We are facing the loss of many staff positions this year because of budget cuts, and strangely low projections of our student numbers next year. Lowell has crazy high student mobility (kids joining and leaving the school in the middle of the year) and we need these staff to help these kids transition in and out. This year 178 children have joined or left the community after the start of school. Kids transitioning in and out is stressful and time consuming for them, for staff, for the classroom teachers, and students. It disrupts a class to settle a new kid in, and the kids are unsettled when their friends unexpectedly dissapear. Lowell has been doing a really nice job lately (in my opinion) and does a great job helping settle these new kids, and help emotionally support those who remain. But it takes a lot of staff effort. According to our latest projections, next year we are looking to lose:
- 0.5 FTE Assistant Principal (our current, very effective AP will not stay on at 0.5)
- 1.0 FTE Counselor
- 1.0 FTE Classroom Teacher
- 0.5 FTE Family Social Worker
- 0.7 FTE ELL teacher
- 0.5 FTE Attendance Secretary
- 0.3 FTE PE, Art, Music
- unknown number of Instructional Assistants
FTE = Full Time Equivalent
All this is based an a low projection for our student numbers next year, and doesn’t account for the fact that Mary’s Place is scheduled to return to our area mid-year next year, and we fully expect an influx of homeless students mid-year.
The PTA has written a letter (see below) to the district which explains the reasons why we need to retain the staff we have. We are asking you to write your own letters to the school board (firstname.lastname@example.org) and Superintendent Juneau (email@example.com). Here is the letter, which you can feel free to use a template for your own letter:
Dear Superintendent Juneau,
The Lowell PTA is extremely concerned about the proposed staffing cuts to our school. Though we know you receive a lot of outraged emails about staffing cuts, Lowell is a Title I school with one of the highest populations of homeless students in the city. As of this writing, one-hundred-and-seventy-eight (178) students have come or gone from our community after the start of school.
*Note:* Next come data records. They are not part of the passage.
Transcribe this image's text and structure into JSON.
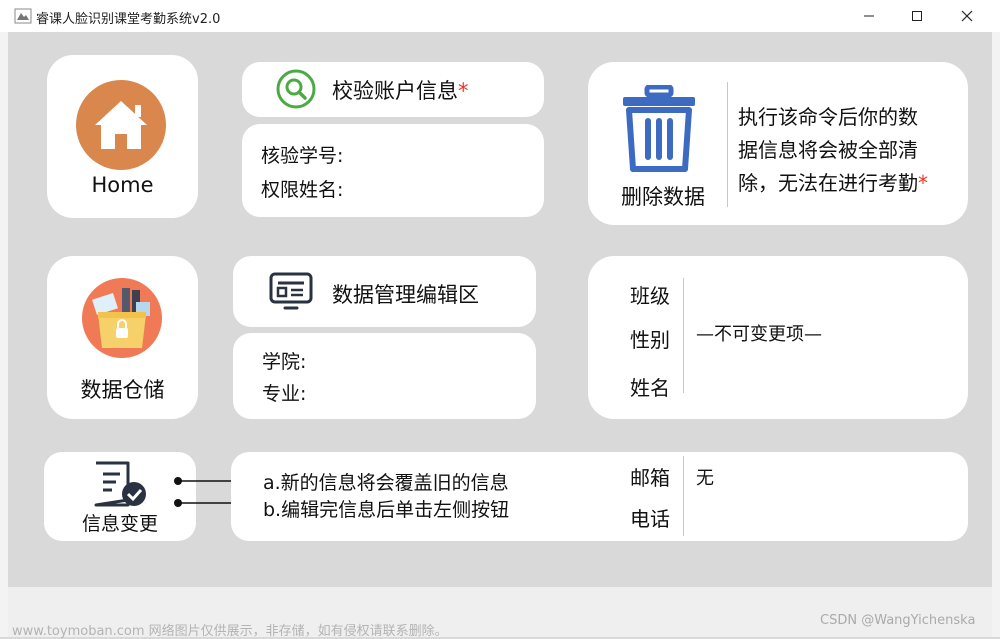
{
  "window": {
    "title": "睿课人脸识别课堂考勤系统v2.0",
    "minimize": "—",
    "maximize": "☐",
    "close": "✕"
  },
  "home": {
    "label": "Home",
    "icon": "home-icon"
  },
  "verify": {
    "title": "校验账户信息",
    "required_mark": "*",
    "id_label": "核验学号:",
    "name_label": "权限姓名:",
    "icon": "search-icon"
  },
  "delete": {
    "label": "删除数据",
    "icon": "trash-icon",
    "warning_lines": [
      "执行该命令后你的数",
      "据信息将会被全部清",
      "除，无法在进行考勤"
    ],
    "required_mark": "*"
  },
  "warehouse": {
    "label": "数据仓储",
    "icon": "warehouse-icon"
  },
  "edit_zone": {
    "title": "数据管理编辑区",
    "icon": "dashboard-icon",
    "college_label": "学院:",
    "major_label": "专业:"
  },
  "fixed_info": {
    "class_label": "班级",
    "gender_label": "性别",
    "name_label": "姓名",
    "immutable_note": "—不可变更项—"
  },
  "change": {
    "label": "信息变更",
    "icon": "document-check-icon",
    "note_a": "a.新的信息将会覆盖旧的信息",
    "note_b": "b.编辑完信息后单击左侧按钮"
  },
  "contact": {
    "email_label": "邮箱",
    "email_value": "无",
    "phone_label": "电话"
  },
  "watermarks": {
    "left": "www.toymoban.com 网络图片仅供展示，非存储，如有侵权请联系删除。",
    "right": "CSDN @WangYichenska"
  },
  "colors": {
    "home_circle": "#d9874c",
    "search_green": "#4caa44",
    "trash_blue": "#3d6bc2",
    "star": "#e33322"
  }
}
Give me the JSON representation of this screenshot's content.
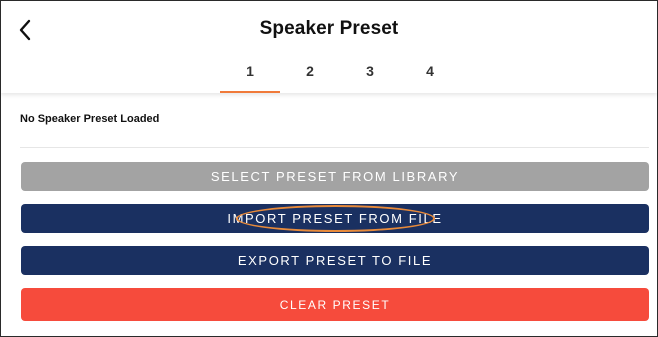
{
  "header": {
    "title": "Speaker Preset",
    "back_icon": "chevron-left-icon"
  },
  "tabs": [
    {
      "label": "1",
      "active": true
    },
    {
      "label": "2",
      "active": false
    },
    {
      "label": "3",
      "active": false
    },
    {
      "label": "4",
      "active": false
    }
  ],
  "status": {
    "text": "No Speaker Preset Loaded"
  },
  "buttons": {
    "select_label": "SELECT PRESET FROM LIBRARY",
    "import_label": "IMPORT PRESET FROM FILE",
    "export_label": "EXPORT PRESET TO FILE",
    "clear_label": "CLEAR PRESET"
  },
  "colors": {
    "accent": "#f07a3a",
    "select_bg": "#a3a3a3",
    "import_bg": "#1a3061",
    "export_bg": "#1a3061",
    "clear_bg": "#f64b3c",
    "highlight": "#e88a3a"
  }
}
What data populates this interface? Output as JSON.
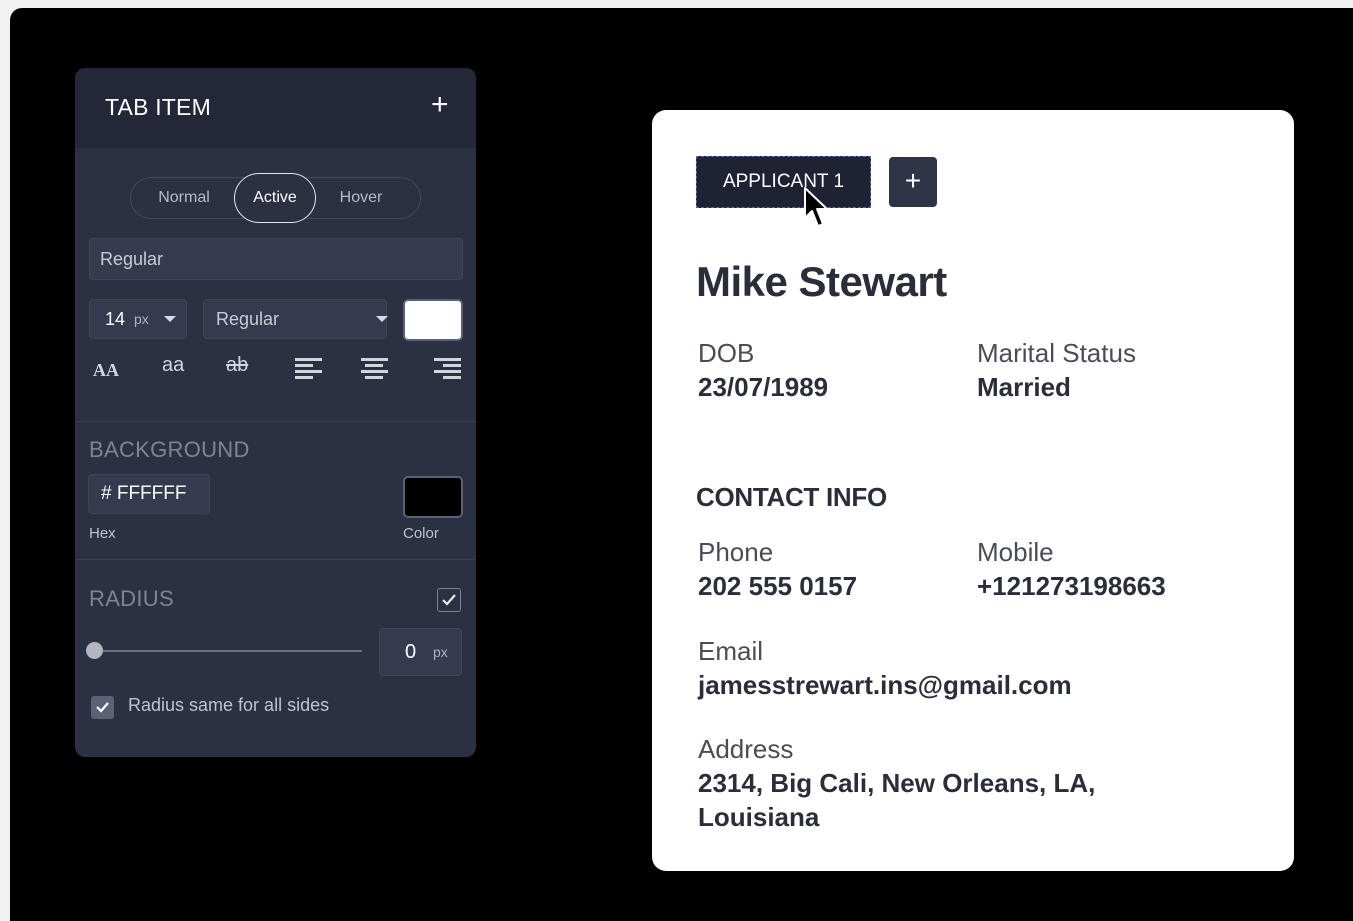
{
  "panel": {
    "title": "TAB ITEM",
    "add_icon": "+",
    "states": {
      "normal": "Normal",
      "active": "Active",
      "hover": "Hover"
    },
    "font_family": "Regular",
    "font_size": "14",
    "font_size_unit": "px",
    "font_weight": "Regular",
    "text_color": "#FFFFFF",
    "format": {
      "uppercase": "AA",
      "lowercase": "aa",
      "strike": "ab"
    },
    "background": {
      "label": "BACKGROUND",
      "hex_value": "# FFFFFF",
      "hex_label": "Hex",
      "color_label": "Color",
      "color": "#000000"
    },
    "radius": {
      "label": "RADIUS",
      "value": "0",
      "unit": "px",
      "enabled": true,
      "same_all_label": "Radius same for all sides",
      "slider_fraction": 0
    }
  },
  "card": {
    "tab_label": "APPLICANT 1",
    "tab_add": "+",
    "name": "Mike Stewart",
    "dob_label": "DOB",
    "dob": "23/07/1989",
    "marital_label": "Marital Status",
    "marital": "Married",
    "contact_heading": "CONTACT INFO",
    "phone_label": "Phone",
    "phone": "202 555 0157",
    "mobile_label": "Mobile",
    "mobile": "+121273198663",
    "email_label": "Email",
    "email": "jamesstrewart.ins@gmail.com",
    "address_label": "Address",
    "address_line1": "2314, Big Cali, New Orleans, LA,",
    "address_line2": "Louisiana"
  }
}
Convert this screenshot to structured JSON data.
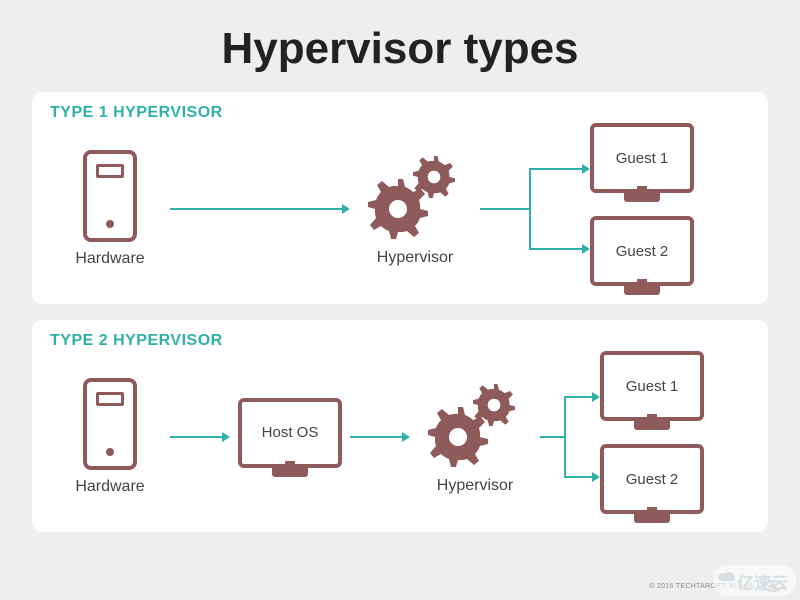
{
  "title": "Hypervisor types",
  "panels": [
    {
      "heading": "TYPE 1 HYPERVISOR",
      "nodes": {
        "hardware": "Hardware",
        "hypervisor": "Hypervisor",
        "guest1": "Guest 1",
        "guest2": "Guest 2"
      }
    },
    {
      "heading": "TYPE 2 HYPERVISOR",
      "nodes": {
        "hardware": "Hardware",
        "host_os": "Host OS",
        "hypervisor": "Hypervisor",
        "guest1": "Guest 1",
        "guest2": "Guest 2"
      }
    }
  ],
  "footer": {
    "copyright": "© 2016 TECHTARGET. ALL RI"
  },
  "watermark": "亿速云",
  "colors": {
    "accent": "#2fb1a9",
    "shape": "#8e5a5a",
    "bg": "#eeeeee",
    "panel": "#ffffff"
  },
  "icons": {
    "tower": "computer-tower-icon",
    "gears": "gears-icon",
    "monitor": "monitor-icon",
    "eye": "eye-icon",
    "cloud": "cloud-icon"
  }
}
Last year our official student mobility rate was 48%, and it may be higher this year. This is a shocking number, and deserves special attention from the district. If the Seattle Public School District is serious about equity it must reach beyond the typical staffing formulas, and respond to the unique challenges that Lowell faces.
Lowell serves a number of shelters in Seattle. Among them is Mary’s Place, which will return to downtown Seattle, and Lowell’s attendance area, in January of 2020. We expect an influx of homeless students at that time, and it is only reasonable and right to plan and staff for that eventuality. If we do anything less than that, we will fail our students.
As a result of Mary’s Place returning to downtown Seattle in the 2019/20 school year, we know that we can expect between 30-50 additional students experiencing homelessness to enroll mid-year. Because Mary’s place will be returning to our boundaries mid-year, these students are not reflected in our projected enrollment numbers. Because of institutional and systemic racism, these are disproportionately students of color. These are also low income students who, it has been widely acknowledged, need additional support in order to thrive in school.
If SPS believes in doing something to move toward equity, rather than simply talking about it, SPS must fund our current staff, including:
Full time Family Social Worker
Full Time Counselor
Full Time Assistant Principal
These staff don’t just meet the “normal” needs of a high poverty, racially diverse school with large SPED, ELL, and homeless populations. These positions are essential to helping mitigate the challenges to students and staff of our extraordinarily high turnover rate, a mobility rate unlike any other elementary school we are aware of, except Northgate Elementary, which serves Mary’s Place North. Integrating this many new students, averaging more than one a day, into our community requires these dedicated staff. Think of the person-hours it takes to integrate a student, often with traumatic backgrounds, homelessness, and other challenges, into a school. This year, without Mary’s Place, our dedicated staff – the ones you propose to cut, have done that 178 times. We simply must have the staff to meet our responsibilities to these children.
Losing staff only exacerbates opportunity gaps and contributes to the segregation of our low income students and students of color. For years, Lowell has been in crisis, with huge staff turnover, and a parade of principals. Some Lowell students have experienced 4 different principals plus several long-term substitutes. Finally, just this year, we are finding some stability, and until the announced staffing cuts, we felt we were turning the corner. We only lost a handful of staff this summer, and Dr. Talbot, our new Principal, and Mr. Zillig, our new Assistant Principal, are proving to be effective at improving stability and creating a safe learning environment – they are making a real difference. The mood in the building is palpably better and if you visit a classroom you will find kids learning and working. It would be a disaster for this community to, once again, destroy this fragile progress and our newfound optimism.
We know SPS is facing a budget shortfall, that you must make difficult budgeting and staffing decisions, and that many schools are facing cuts. But considering the extraordinary, and quite unique challenges our school faces, these staff must be funded. We would welcome an opportunity to discuss the issue with you directly.